Sir Norman Joseph Wizdom (born Sir Norman Joseph Wisdom, February 4, 1915, London – October 4, 2010, Isle of Man) is an English comedian. Also known as a composer, producer and screenwriter.
Born February 4, 1915. His father was a cockney taxi driver. The father was a drunkard-brawler, divorcing, in 1924 drove his nine-year-old son into the street. Norman wandered, lived with his guardians for a while. Then he was hired as a servant to the captain of a merchant ship. He worked as a porter and a miner. In 1930 (at age 15), the hussar became a drummer in the Tenth Royal Regiment. Together with the regiment he was in India. In India, learned to play the trumpet and clarinet. At the same time, he became the champion of the Indian contingent of the British army in boxing in feather weight.
His acting debut took place in 1946. The actor began to work as a universal eccentric in the music hall. Very well, he managed comedic characters in various vaudeville. His comedic abilities were noticed and invited to a television studio. After participating in a number of television shows, Wizdom left for the United States, where he successfully performed in the Vaudeville television program for a year.
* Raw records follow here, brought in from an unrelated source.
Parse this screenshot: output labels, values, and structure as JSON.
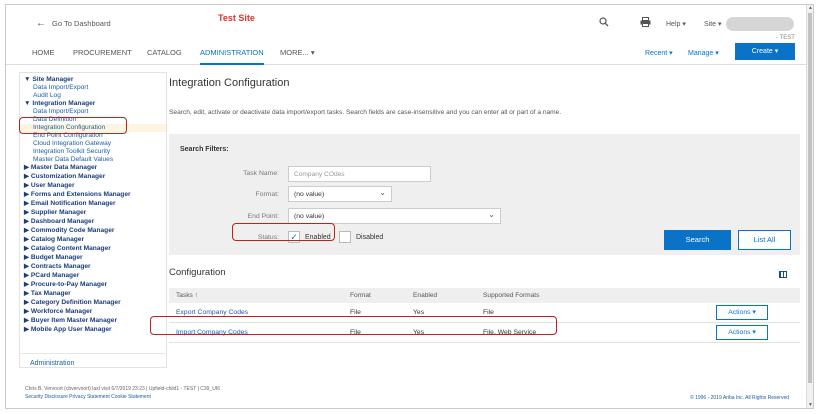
{
  "header": {
    "back_label": "Go To Dashboard",
    "site_label": "Test Site",
    "help_label": "Help ▾",
    "site_menu_label": "Site ▾",
    "tag": "- TEST",
    "nav_tabs": [
      "HOME",
      "PROCUREMENT",
      "CATALOG",
      "ADMINISTRATION",
      "MORE... ▾"
    ],
    "active_tab": "ADMINISTRATION",
    "recent_label": "Recent ▾",
    "manage_label": "Manage ▾",
    "create_label": "Create ▾"
  },
  "sidebar": {
    "items": [
      {
        "label": "▼ Site Manager",
        "type": "header"
      },
      {
        "label": "Data Import/Export",
        "type": "sub"
      },
      {
        "label": "Audit Log",
        "type": "sub"
      },
      {
        "label": "▼ Integration Manager",
        "type": "header"
      },
      {
        "label": "Data Import/Export",
        "type": "sub"
      },
      {
        "label": "Data Definition",
        "type": "sub"
      },
      {
        "label": "Integration Configuration",
        "type": "selected"
      },
      {
        "label": "End Point Configuration",
        "type": "sub"
      },
      {
        "label": "Cloud Integration Gateway",
        "type": "sub"
      },
      {
        "label": "Integration Toolkit Security",
        "type": "sub"
      },
      {
        "label": "Master Data Default Values",
        "type": "sub"
      },
      {
        "label": "▶ Master Data Manager",
        "type": "header"
      },
      {
        "label": "▶ Customization Manager",
        "type": "header"
      },
      {
        "label": "▶ User Manager",
        "type": "header"
      },
      {
        "label": "▶ Forms and Extensions Manager",
        "type": "header"
      },
      {
        "label": "▶ Email Notification Manager",
        "type": "header"
      },
      {
        "label": "▶ Supplier Manager",
        "type": "header"
      },
      {
        "label": "▶ Dashboard Manager",
        "type": "header"
      },
      {
        "label": "▶ Commodity Code Manager",
        "type": "header"
      },
      {
        "label": "▶ Catalog Manager",
        "type": "header"
      },
      {
        "label": "▶ Catalog Content Manager",
        "type": "header"
      },
      {
        "label": "▶ Budget Manager",
        "type": "header"
      },
      {
        "label": "▶ Contracts Manager",
        "type": "header"
      },
      {
        "label": "▶ PCard Manager",
        "type": "header"
      },
      {
        "label": "▶ Procure-to-Pay Manager",
        "type": "header"
      },
      {
        "label": "▶ Tax Manager",
        "type": "header"
      },
      {
        "label": "▶ Category Definition Manager",
        "type": "header"
      },
      {
        "label": "▶ Workforce Manager",
        "type": "header"
      },
      {
        "label": "▶ Buyer Item Master Manager",
        "type": "header"
      },
      {
        "label": "▶ Mobile App User Manager",
        "type": "header"
      }
    ],
    "footer_link": "Administration"
  },
  "main": {
    "title": "Integration Configuration",
    "description": "Search, edit, activate or deactivate data import/export tasks. Search fields are case-insensitive and you can enter all or part of a name.",
    "filters": {
      "heading": "Search Filters:",
      "task_name_label": "Task Name:",
      "task_name_value": "Company COdes",
      "format_label": "Format:",
      "format_value": "(no value)",
      "endpoint_label": "End Point:",
      "endpoint_value": "(no value)",
      "status_label": "Status:",
      "enabled_label": "Enabled",
      "disabled_label": "Disabled",
      "search_label": "Search",
      "list_all_label": "List All"
    },
    "configuration": {
      "title": "Configuration",
      "columns": [
        "Tasks ↑",
        "Format",
        "Enabled",
        "Supported Formats"
      ],
      "rows": [
        {
          "task": "Export Company Codes",
          "format": "File",
          "enabled": "Yes",
          "supported": "File",
          "action": "Actions ▾"
        },
        {
          "task": "Import Company Codes",
          "format": "File",
          "enabled": "Yes",
          "supported": "File, Web Service",
          "action": "Actions ▾"
        }
      ]
    }
  },
  "footer": {
    "login_info": "Chris B. Vervoort (cbvervoort) last visit 6/7/2019 23:23 | Upfield-child1 - TEST | C39_UI6",
    "links": "Security Disclosure Privacy Statement Cookie Statement",
    "copyright": "© 1996 - 2019 Ariba Inc. All Rights Reserved"
  },
  "colors": {
    "accent": "#0a73c8",
    "annotation": "#c0211f",
    "site_label": "#e0302e"
  }
}
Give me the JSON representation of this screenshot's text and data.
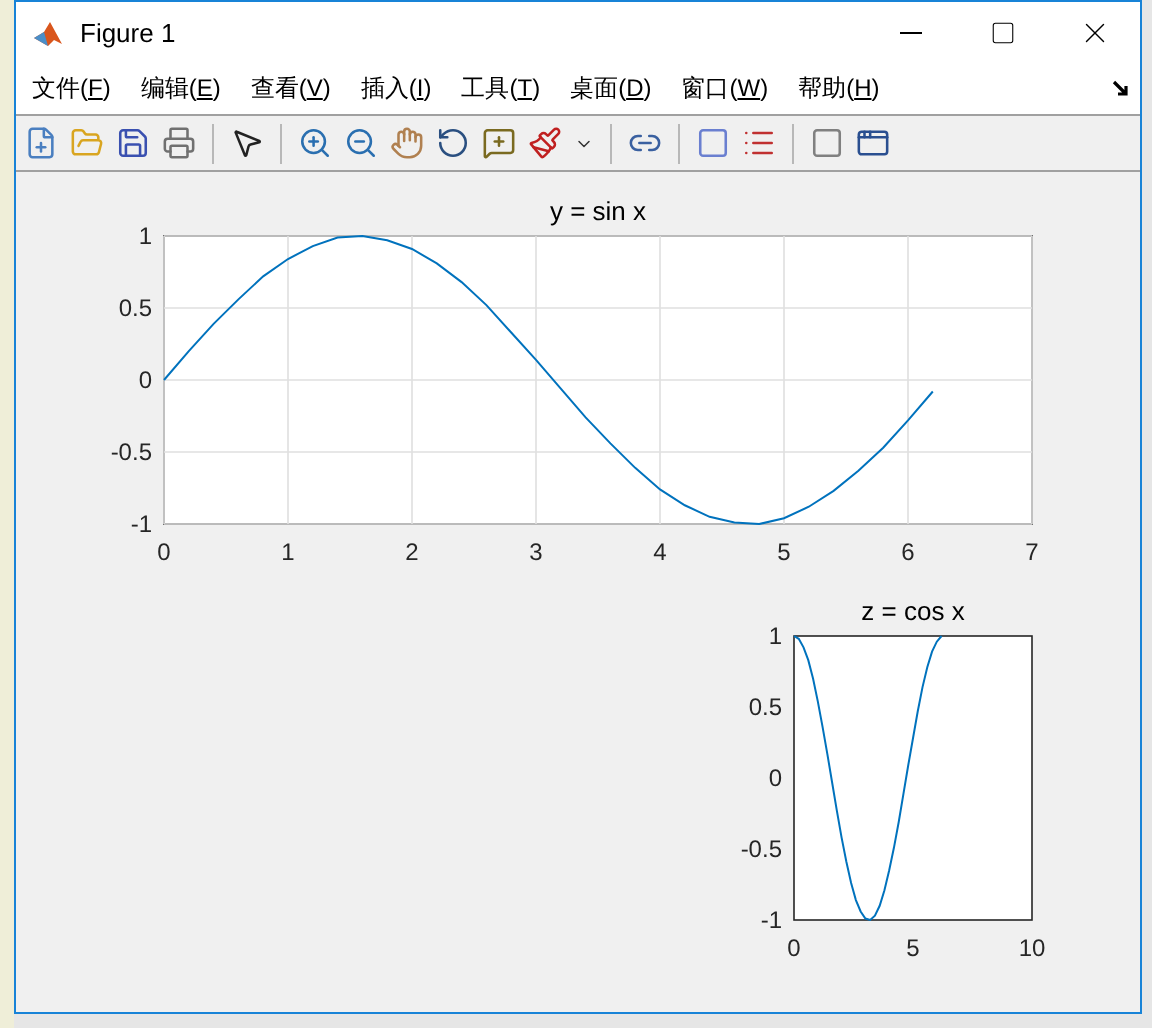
{
  "window": {
    "title": "Figure 1"
  },
  "menu": [
    {
      "label": "文件(F)"
    },
    {
      "label": "编辑(E)"
    },
    {
      "label": "查看(V)"
    },
    {
      "label": "插入(I)"
    },
    {
      "label": "工具(T)"
    },
    {
      "label": "桌面(D)"
    },
    {
      "label": "窗口(W)"
    },
    {
      "label": "帮助(H)"
    }
  ],
  "plots": [
    {
      "chart_data": {
        "type": "line",
        "title": "y = sin x",
        "grid": true,
        "x": [
          0,
          0.2,
          0.4,
          0.6,
          0.8,
          1.0,
          1.2,
          1.4,
          1.6,
          1.8,
          2.0,
          2.2,
          2.4,
          2.6,
          2.8,
          3.0,
          3.2,
          3.4,
          3.6,
          3.8,
          4.0,
          4.2,
          4.4,
          4.6,
          4.8,
          5.0,
          5.2,
          5.4,
          5.6,
          5.8,
          6.0,
          6.2
        ],
        "xlim": [
          0,
          7
        ],
        "ylim": [
          -1,
          1
        ],
        "xticks": [
          0,
          1,
          2,
          3,
          4,
          5,
          6,
          7
        ],
        "yticks": [
          -1,
          -0.5,
          0,
          0.5,
          1
        ],
        "series": [
          {
            "color": "#0072bd",
            "values": [
              0,
              0.2,
              0.39,
              0.56,
              0.72,
              0.84,
              0.93,
              0.99,
              1.0,
              0.97,
              0.91,
              0.81,
              0.68,
              0.52,
              0.33,
              0.14,
              -0.06,
              -0.26,
              -0.44,
              -0.61,
              -0.76,
              -0.87,
              -0.95,
              -0.99,
              -1.0,
              -0.96,
              -0.88,
              -0.77,
              -0.63,
              -0.47,
              -0.28,
              -0.08
            ]
          }
        ]
      }
    },
    {
      "chart_data": {
        "type": "line",
        "title": "z = cos x",
        "grid": false,
        "x": [
          0,
          0.2,
          0.4,
          0.6,
          0.8,
          1.0,
          1.2,
          1.4,
          1.6,
          1.8,
          2.0,
          2.2,
          2.4,
          2.6,
          2.8,
          3.0,
          3.2,
          3.4,
          3.6,
          3.8,
          4.0,
          4.2,
          4.4,
          4.6,
          4.8,
          5.0,
          5.2,
          5.4,
          5.6,
          5.8,
          6.0,
          6.2
        ],
        "xlim": [
          0,
          10
        ],
        "ylim": [
          -1,
          1
        ],
        "xticks": [
          0,
          5,
          10
        ],
        "yticks": [
          -1,
          -0.5,
          0,
          0.5,
          1
        ],
        "series": [
          {
            "color": "#0072bd",
            "values": [
              1,
              0.98,
              0.92,
              0.83,
              0.7,
              0.54,
              0.36,
              0.17,
              -0.03,
              -0.23,
              -0.42,
              -0.59,
              -0.74,
              -0.86,
              -0.94,
              -0.99,
              -1.0,
              -0.97,
              -0.9,
              -0.79,
              -0.65,
              -0.49,
              -0.31,
              -0.11,
              0.09,
              0.28,
              0.47,
              0.64,
              0.78,
              0.89,
              0.96,
              1.0
            ]
          }
        ]
      }
    }
  ]
}
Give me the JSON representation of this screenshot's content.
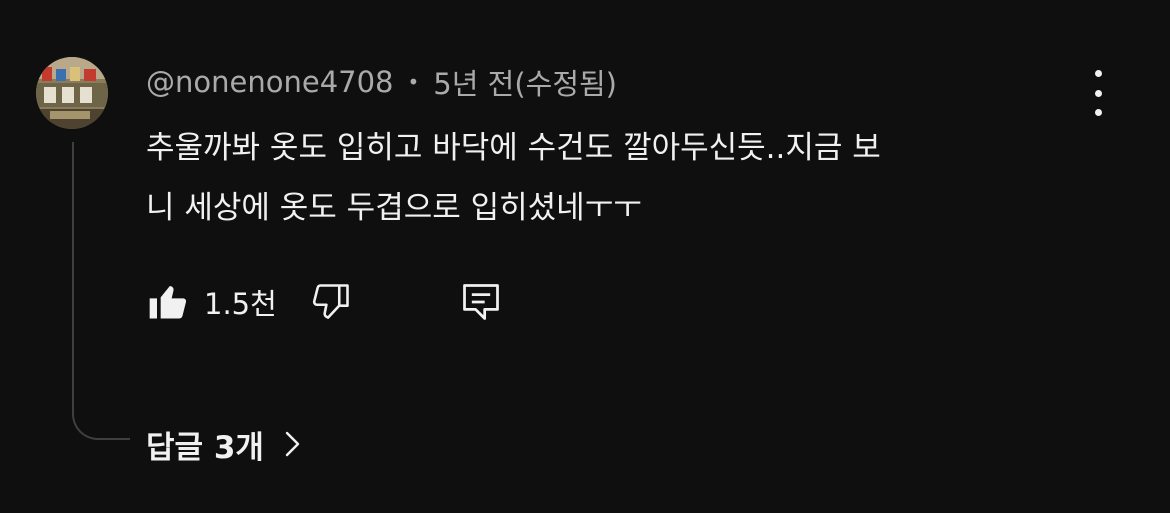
{
  "comment": {
    "author": "@nonenone4708",
    "separator": "•",
    "timestamp": "5년 전(수정됨)",
    "lines": [
      "추울까봐 옷도 입히고 바닥에 수건도 깔아두신듯..지금 보",
      "니 세상에 옷도 두겹으로 입히셨네ㅜㅜ"
    ],
    "likes": "1.5천",
    "replies_label": "답글 3개",
    "icons": {
      "avatar": "avatar-photo",
      "more": "more-vert-icon",
      "like": "thumb-up-icon",
      "dislike": "thumb-down-icon",
      "reply": "comment-reply-icon",
      "expand": "chevron-right-icon"
    }
  }
}
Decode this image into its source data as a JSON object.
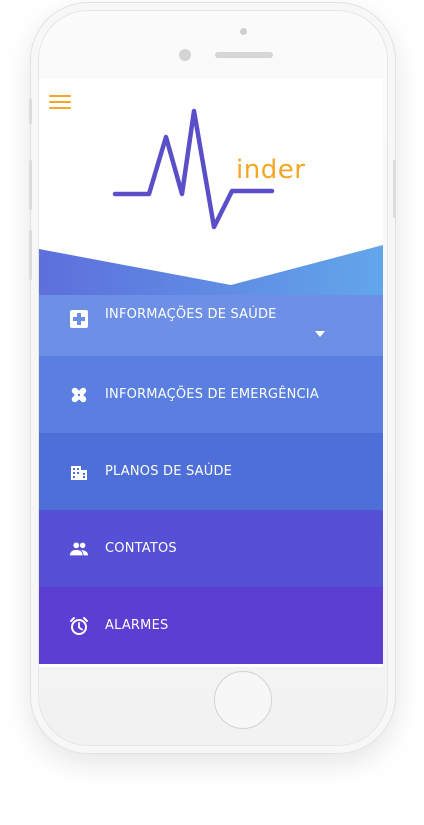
{
  "app": {
    "logo_text": "inder",
    "accent_color": "#f5a623",
    "logo_line_color": "#5a4fc8"
  },
  "menu": {
    "items": [
      {
        "label": "INFORMAÇÕES DE SAÚDE",
        "icon": "medical-plus-icon",
        "expanded": true
      },
      {
        "label": "INFORMAÇÕES DE EMERGÊNCIA",
        "icon": "bandage-icon"
      },
      {
        "label": "PLANOS DE SAÚDE",
        "icon": "hospital-building-icon"
      },
      {
        "label": "CONTATOS",
        "icon": "people-icon"
      },
      {
        "label": "ALARMES",
        "icon": "alarm-clock-icon"
      }
    ]
  },
  "colors": {
    "item_0": "#6d8fe6",
    "item_1": "#5a7fe0",
    "item_2": "#4f6fd8",
    "item_3": "#5550d6",
    "item_4": "#5c3ed3"
  }
}
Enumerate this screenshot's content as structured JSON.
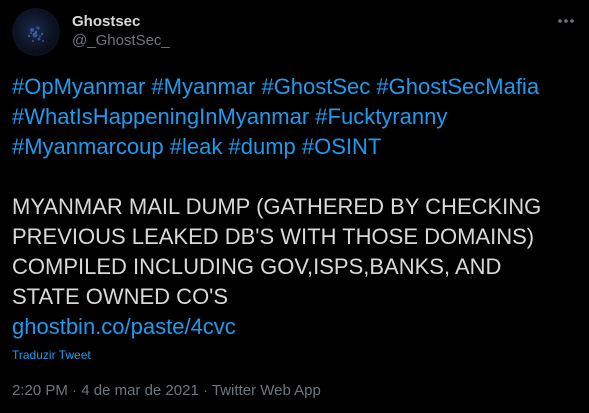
{
  "author": {
    "display_name": "Ghostsec",
    "handle": "@_GhostSec_"
  },
  "hashtags": [
    "#OpMyanmar",
    "#Myanmar",
    "#GhostSec",
    "#GhostSecMafia",
    "#WhatIsHappeningInMyanmar",
    "#Fucktyranny",
    "#Myanmarcoup",
    "#leak",
    "#dump",
    "#OSINT"
  ],
  "content": {
    "lines": [
      "MYANMAR MAIL DUMP (GATHERED BY CHECKING",
      "PREVIOUS LEAKED DB'S WITH THOSE DOMAINS)",
      "COMPILED INCLUDING GOV,ISPS,BANKS, AND",
      "STATE OWNED CO'S"
    ],
    "link": "ghostbin.co/paste/4cvc"
  },
  "translate_label": "Traduzir Tweet",
  "meta": {
    "time": "2:20 PM",
    "separator": "·",
    "date": "4 de mar de 2021",
    "source": "Twitter Web App"
  },
  "colors": {
    "background": "#000000",
    "text": "#d9d9d9",
    "link": "#1d9bf0",
    "muted": "#6e767d"
  },
  "icons": {
    "more": "more-dots-icon",
    "avatar": "avatar"
  }
}
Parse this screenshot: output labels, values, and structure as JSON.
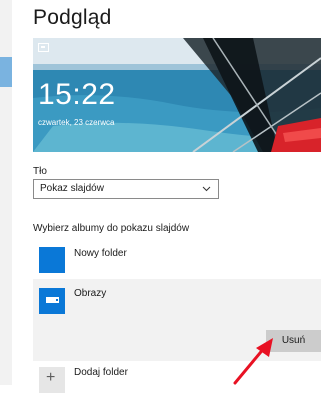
{
  "header": {
    "title": "Podgląd"
  },
  "preview": {
    "time": "15:22",
    "date": "czwartek, 23 czerwca"
  },
  "background": {
    "label": "Tło",
    "selected": "Pokaz slajdów"
  },
  "albums": {
    "label": "Wybierz albumy do pokazu slajdów",
    "items": [
      {
        "name": "Nowy folder"
      },
      {
        "name": "Obrazy"
      }
    ],
    "remove_label": "Usuń",
    "add_label": "Dodaj folder"
  },
  "colors": {
    "accent": "#0a78d7",
    "annotation": "#e81123"
  },
  "icons": {
    "slideshow": "slideshow-icon",
    "dropdown": "chevron-down-icon",
    "folder": "folder-icon",
    "add": "plus-icon",
    "annotation": "red-arrow"
  }
}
In the movie, Norman made his debut in 1948 (“Date with a Dream”). Since 1958, Wizdom has been known as a screenwriter (“Mr. Pitkin Behind Enemy Lines”), and in 1969 acted as a producer (“What is Good for a Goose”). In 1953, Norman Wizdom wrote the song “Don’t laugh at me” for the film “Trouble in the Shop,” which later became his “calling card”. The most famous actor brought a comic hero created by him – Mr. Pitkin, who appeared in four films. Subsequently starred in television series. Despite his advanced age, Norman Wizdom continued to perform on stage, touring with his show.
He created the image of Mr. Pitkin – a little man, captivating, simple-hearted and in kindness, and in cowardice, and in everyday frivolity, who, having broken wood, cries out hysterically and hysterically, “Mr. Grimsdale!”, Calling for the help of the chief mayor. Despite accusations of old-fashionedness, he kept traditions dating back to silent comedy using eccentric humor and exaggerated facial expressions. Norman Wizdom said: “My comedies are for children from 3 to 93 years old.”
Norman Wizdom was Charlie Chaplin’s favorite clown.
At 90, he played in the video of young punks from the Isle of Man – “Twisted Angels”. Performances on television and in a cabaret he left just six months before his death.
The famous actor died on October 4, 2010 at the 96th year of his life in the Nursing Home on the Isle of Man in the UK. According to the son of the actor, the cause of his death was a heart attack. In recent years, he suffered several heart attacks.
– During the Second World War, the actor served as a telephone operator in the bunker of Winston Churchill. Once an angry Churchill came to the control room to find out what kind of idiot forever connects him to the wrong place. Norman called the premiere of “Winnie”, for which he almost fell under the tribunal.
– Enver Hoxha declared “Mr. Pitkin” the national hero of Albania. Therefore, in a country isolated from the world, films of the capitalist countries were shown, only those where he played. In the 1990s, he was received in Tirana as a top-level dignitary. In 2001, he entered the field before the start of a football match between the national teams of England and Albania, which caused such ecstasy among the fans that even David Beckham was jealous.
– Despite the fact that in many Russian titles of films with the participation of Norman Wizdom, the name Pitkin appears, in reality, such a character as Norman Pitkin is found in only four films. In all other films, which are conventionally attributed to the cycle of comedies about Mr. Pitkin, the main character has a different surname, or his name is simply Norman. In total, 12 films were made about an unlucky character named Norman, the first six of which were directed by John Paddy Carstairs, and the rest by Robert Asher. All films were shot at the Rank Organization studio from 1953 to 1966. This series of films also includes the comedy The Girl On Board, shot by United Artists, as her character, Sam Marlowe, generally repeats Mr. Pitkin’s usual behavior.
Pitkin is a butcher shopkeeper. One day he has to call an ambulance for a fallen shop owner Grimsdale. After the ambulance arrives, Pitkin, within five minutes of screen time, tries to help the orderlies to transfer Grimsdale to the car, turning it inadvertently, then dropping the insensible body, then touching them with door grills, etc., which, according to the authors movie should create a comic effect. Finally, Grimsdale is somehow transported to the hospital, where its director, Lord Hector (Jerry Desmond), is waiting for the visit of the millionaire Lady Brinkley, counting on her donation to the hospital, and intends to show the guests her hospital in the best possible way.